As this is the first post about prevention, let’s start at the beginning with the most basic of all the prevention techniques:
Routine examinations by your dentist
Why is this important? If we are going to prevent something from happening, we need to be at least one step ahead of it and identify factors that put you at risk for something happening. Once we can identify the risks, we can do things to either avoid them or to help manage the risks. But if we don’t know the risks are there and we let them continue unchecked, it is more likely that something negative will happen.
What do we mean by this?
Let’s take a toddler who likes to go to bed with a bottle for an example. If no one has told his new parents that milk has natural sugars in it that can cause cavities to form on his teeth, they may put milk in his bottle because milk is his favourite. As he sips on the milk before he falls asleep, the sugars in the milk feed the bacteria that cause the cavities. Since he is doing this after he went to bed, the milk is not brushed off his teeth. After months and months of this, he develops cavities on his baby teeth that now need to be filled. But, if they had brought him to the dentist for an exam before this happened, we could have helped educate them on how milk in bottles at night can cause cavities. The parents then could have chosen to put water in his bottle instead and lowered the chances of their little boy having early childhood decay. I am sure that you would agree with me that in this scenario, knowledge would empower the parents to make the best decision for their child. No judgement here, just illustrating a particular situation that happens sometimes when parents aren’t aware.
And what about the father who likes to play recreational hockey with his buddies? They are just playing for fun on Tuesday nights and celebrate with beer and chicken wings afterwards. No one wears a sports guard or full face shield as it is just for fun. But then someone’s shot goes awry and dad gets a puck to the mouth and breaks 3 of his front teeth. No beer for dad tonight – he’s off to a see a dentist for an emergency visit and may lose some teeth! But if he had discussed his love for playing hockey with his dentist, they could have made him a fun coloured sports guard to wear when he is playing or discussed getting a full face shield for his helmet to protect his teeth from stray pucks. And who knows, he may have even told his friends to do the same!
There are many risk factors your dentist can identify during exams that help prevent dental issues down the road. Do they see wear on your teeth? You may be grinding your teeth and a night guard would help protect your teeth when you sleep. Is plaque forming on a specific tooth? They can point this out for you and help you find a way to clean it better to prevent a cavity. Are your gums red and swollen? They can identify issues causing this and help you correct them to avoid gum disease.
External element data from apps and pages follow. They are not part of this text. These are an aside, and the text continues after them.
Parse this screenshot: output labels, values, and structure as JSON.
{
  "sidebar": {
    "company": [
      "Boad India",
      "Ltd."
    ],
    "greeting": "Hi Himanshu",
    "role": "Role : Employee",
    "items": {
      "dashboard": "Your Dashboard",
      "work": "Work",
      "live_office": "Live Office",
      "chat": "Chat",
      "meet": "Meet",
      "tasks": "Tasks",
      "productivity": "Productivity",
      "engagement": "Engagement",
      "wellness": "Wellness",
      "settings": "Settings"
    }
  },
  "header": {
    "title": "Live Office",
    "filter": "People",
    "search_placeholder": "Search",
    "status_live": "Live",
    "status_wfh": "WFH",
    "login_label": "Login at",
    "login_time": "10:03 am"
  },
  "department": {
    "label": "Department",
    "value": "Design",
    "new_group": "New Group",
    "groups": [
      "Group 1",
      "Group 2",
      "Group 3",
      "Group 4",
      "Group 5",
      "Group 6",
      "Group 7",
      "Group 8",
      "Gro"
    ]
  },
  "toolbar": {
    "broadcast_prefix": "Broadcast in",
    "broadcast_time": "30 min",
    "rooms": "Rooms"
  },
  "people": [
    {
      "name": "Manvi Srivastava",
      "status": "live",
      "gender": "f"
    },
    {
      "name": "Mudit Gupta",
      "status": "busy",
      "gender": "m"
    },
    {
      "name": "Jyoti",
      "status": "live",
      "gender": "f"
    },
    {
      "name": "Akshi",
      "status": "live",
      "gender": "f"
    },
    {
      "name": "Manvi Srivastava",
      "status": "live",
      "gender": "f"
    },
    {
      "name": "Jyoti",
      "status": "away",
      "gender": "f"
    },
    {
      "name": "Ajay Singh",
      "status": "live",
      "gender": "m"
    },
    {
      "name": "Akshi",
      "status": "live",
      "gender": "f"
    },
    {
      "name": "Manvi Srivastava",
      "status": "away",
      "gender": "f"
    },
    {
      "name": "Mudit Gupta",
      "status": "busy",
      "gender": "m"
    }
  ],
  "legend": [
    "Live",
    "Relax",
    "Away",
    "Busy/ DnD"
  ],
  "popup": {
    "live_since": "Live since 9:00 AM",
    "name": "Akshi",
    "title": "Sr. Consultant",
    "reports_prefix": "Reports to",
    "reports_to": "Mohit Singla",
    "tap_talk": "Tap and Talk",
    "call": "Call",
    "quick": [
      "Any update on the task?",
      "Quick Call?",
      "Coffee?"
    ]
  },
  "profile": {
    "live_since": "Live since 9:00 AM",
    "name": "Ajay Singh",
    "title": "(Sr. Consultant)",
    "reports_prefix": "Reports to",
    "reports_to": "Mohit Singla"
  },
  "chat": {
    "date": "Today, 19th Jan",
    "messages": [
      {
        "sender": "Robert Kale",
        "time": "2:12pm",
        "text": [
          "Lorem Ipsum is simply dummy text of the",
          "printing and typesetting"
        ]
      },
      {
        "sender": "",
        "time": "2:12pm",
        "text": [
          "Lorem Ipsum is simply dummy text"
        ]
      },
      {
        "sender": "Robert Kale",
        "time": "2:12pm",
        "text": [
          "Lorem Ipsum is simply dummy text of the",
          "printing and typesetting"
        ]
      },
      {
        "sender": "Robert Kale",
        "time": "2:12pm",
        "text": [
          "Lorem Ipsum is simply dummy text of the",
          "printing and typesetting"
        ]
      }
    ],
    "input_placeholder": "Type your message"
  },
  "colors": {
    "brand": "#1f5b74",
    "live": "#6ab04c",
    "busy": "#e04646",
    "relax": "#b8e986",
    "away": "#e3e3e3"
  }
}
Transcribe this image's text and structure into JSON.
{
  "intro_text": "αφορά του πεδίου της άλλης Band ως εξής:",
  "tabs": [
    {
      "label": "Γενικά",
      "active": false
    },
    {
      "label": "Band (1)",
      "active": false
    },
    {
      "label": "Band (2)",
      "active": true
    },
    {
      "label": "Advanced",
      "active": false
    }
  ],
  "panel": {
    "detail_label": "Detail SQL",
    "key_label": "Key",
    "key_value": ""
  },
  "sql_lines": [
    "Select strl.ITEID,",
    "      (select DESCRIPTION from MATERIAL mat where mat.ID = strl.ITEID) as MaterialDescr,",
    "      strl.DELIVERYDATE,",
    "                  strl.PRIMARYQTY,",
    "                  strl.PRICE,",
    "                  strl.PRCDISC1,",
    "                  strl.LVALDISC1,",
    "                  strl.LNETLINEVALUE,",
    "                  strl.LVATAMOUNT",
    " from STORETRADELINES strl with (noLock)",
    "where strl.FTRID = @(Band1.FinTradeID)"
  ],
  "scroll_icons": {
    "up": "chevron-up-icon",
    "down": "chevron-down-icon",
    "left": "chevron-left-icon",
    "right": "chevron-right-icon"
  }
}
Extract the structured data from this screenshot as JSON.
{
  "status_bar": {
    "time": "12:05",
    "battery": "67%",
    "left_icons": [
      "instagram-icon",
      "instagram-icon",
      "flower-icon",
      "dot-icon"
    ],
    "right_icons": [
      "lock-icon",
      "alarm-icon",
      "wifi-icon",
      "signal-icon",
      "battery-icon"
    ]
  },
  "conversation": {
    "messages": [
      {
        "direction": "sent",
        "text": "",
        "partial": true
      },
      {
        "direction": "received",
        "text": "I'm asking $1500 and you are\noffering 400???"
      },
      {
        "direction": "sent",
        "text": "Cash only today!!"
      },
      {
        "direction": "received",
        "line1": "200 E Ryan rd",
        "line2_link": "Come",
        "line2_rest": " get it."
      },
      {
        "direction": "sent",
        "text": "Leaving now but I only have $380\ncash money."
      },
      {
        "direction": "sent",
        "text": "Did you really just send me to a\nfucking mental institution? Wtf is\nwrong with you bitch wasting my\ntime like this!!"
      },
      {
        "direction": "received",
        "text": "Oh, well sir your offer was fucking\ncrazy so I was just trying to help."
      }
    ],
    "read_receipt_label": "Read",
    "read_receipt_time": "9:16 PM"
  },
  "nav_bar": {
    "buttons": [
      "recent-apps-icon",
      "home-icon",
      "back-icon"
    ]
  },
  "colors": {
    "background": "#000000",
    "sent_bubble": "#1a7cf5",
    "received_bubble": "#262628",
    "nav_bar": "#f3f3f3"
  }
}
It is hard to go into detail here without going on forever about all the possible scenarios your dentist is looking for and thinking of at your visit. We will try to go into more detail about common ones over the next few blogs in this series for you. But basically, when you are in for an exam with your dentist, he or she is looking for:
- the overall health of the tissues and bones that form your head and neck
- lumps and bumps – these could be a sign of an infection, a cyst or oral cancer
- broken or decayed teeth
- early signs of cavities
- gum health and signs of gum disease
- the condition of the dental work you have in your mouth – crowns, fillings, dentures, retainers, etc.
- how your teeth fit together
- signs of grinding or clenching
- the function of your TMJ (temporomandibular joint) – your jaw joint
- anything else that doesn’t look right
We can’t prevent or avoid everything but the more we try, the healthier your mouth will be. So do what you can at home to help protect your mouth and visit your dentist regularly to identify risks and early signs of issues. And follow along as we go through as many prevention tips and strategies as we can for you over the next few posts!